§ What the task asks
Nothing is to be altered. Print each record in full.

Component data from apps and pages
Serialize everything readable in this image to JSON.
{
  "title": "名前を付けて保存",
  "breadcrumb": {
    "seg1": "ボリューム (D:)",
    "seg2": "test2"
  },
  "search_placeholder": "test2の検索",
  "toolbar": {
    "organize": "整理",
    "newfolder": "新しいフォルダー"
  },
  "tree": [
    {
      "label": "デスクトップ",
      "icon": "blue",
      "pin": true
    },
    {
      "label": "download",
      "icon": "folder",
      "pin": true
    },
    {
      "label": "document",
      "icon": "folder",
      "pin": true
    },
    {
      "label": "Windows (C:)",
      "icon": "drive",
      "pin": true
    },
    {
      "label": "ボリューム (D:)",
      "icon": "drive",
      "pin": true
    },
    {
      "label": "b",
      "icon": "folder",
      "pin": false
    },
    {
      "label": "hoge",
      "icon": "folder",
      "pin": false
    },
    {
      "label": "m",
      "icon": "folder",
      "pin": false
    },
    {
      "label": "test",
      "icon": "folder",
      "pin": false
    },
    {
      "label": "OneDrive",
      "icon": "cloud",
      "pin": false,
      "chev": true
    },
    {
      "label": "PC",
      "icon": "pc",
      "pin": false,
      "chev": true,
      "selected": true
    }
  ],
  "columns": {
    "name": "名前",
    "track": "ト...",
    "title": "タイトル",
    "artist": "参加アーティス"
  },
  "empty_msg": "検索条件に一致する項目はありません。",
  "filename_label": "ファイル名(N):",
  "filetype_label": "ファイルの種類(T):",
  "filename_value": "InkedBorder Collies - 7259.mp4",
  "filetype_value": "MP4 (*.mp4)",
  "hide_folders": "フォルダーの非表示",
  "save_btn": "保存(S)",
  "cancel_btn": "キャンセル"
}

§ Answer section
Serialize everything readable in this image to JSON.
{
  "title": "名前を付けて保存",
  "breadcrumb": {
    "seg1": "ボリューム (D:)",
    "seg2": "test2"
  },
  "search_placeholder": "test2の検索",
  "toolbar": {
    "organize": "整理",
    "newfolder": "新しいフォルダー"
  },
  "tree": [
    {
      "label": "デスクトップ",
      "icon": "blue",
      "pin": true
    },
    {
      "label": "download",
      "icon": "folder",
      "pin": true
    },
    {
      "label": "document",
      "icon": "folder",
      "pin": true
    },
    {
      "label": "Windows (C:)",
      "icon": "drive",
      "pin": true
    },
    {
      "label": "ボリューム (D:)",
      "icon": "drive",
      "pin": true
    },
    {
      "label": "b",
      "icon": "folder",
      "pin": false
    },
    {
      "label": "hoge",
      "icon": "folder",
      "pin": false
    },
    {
      "label": "m",
      "icon": "folder",
      "pin": false
    },
    {
      "label": "test",
      "icon": "folder",
      "pin": false
    },
    {
      "label": "OneDrive",
      "icon": "cloud",
      "pin": false,
      "chev": true
    },
    {
      "label": "PC",
      "icon": "pc",
      "pin": false,
      "chev": true,
      "selected": true
    }
  ],
  "columns": {
    "name": "名前",
    "track": "ト...",
    "title": "タイトル",
    "artist": "参加アーティス"
  },
  "empty_msg": "検索条件に一致する項目はありません。",
  "filename_label": "ファイル名(N):",
  "filetype_label": "ファイルの種類(T):",
  "filename_value": "InkedBorder Collies - 7259.mp4",
  "filetype_value": "MP4 (*.mp4)",
  "hide_folders": "フォルダーの非表示",
  "save_btn": "保存(S)",
  "cancel_btn": "キャンセル"
}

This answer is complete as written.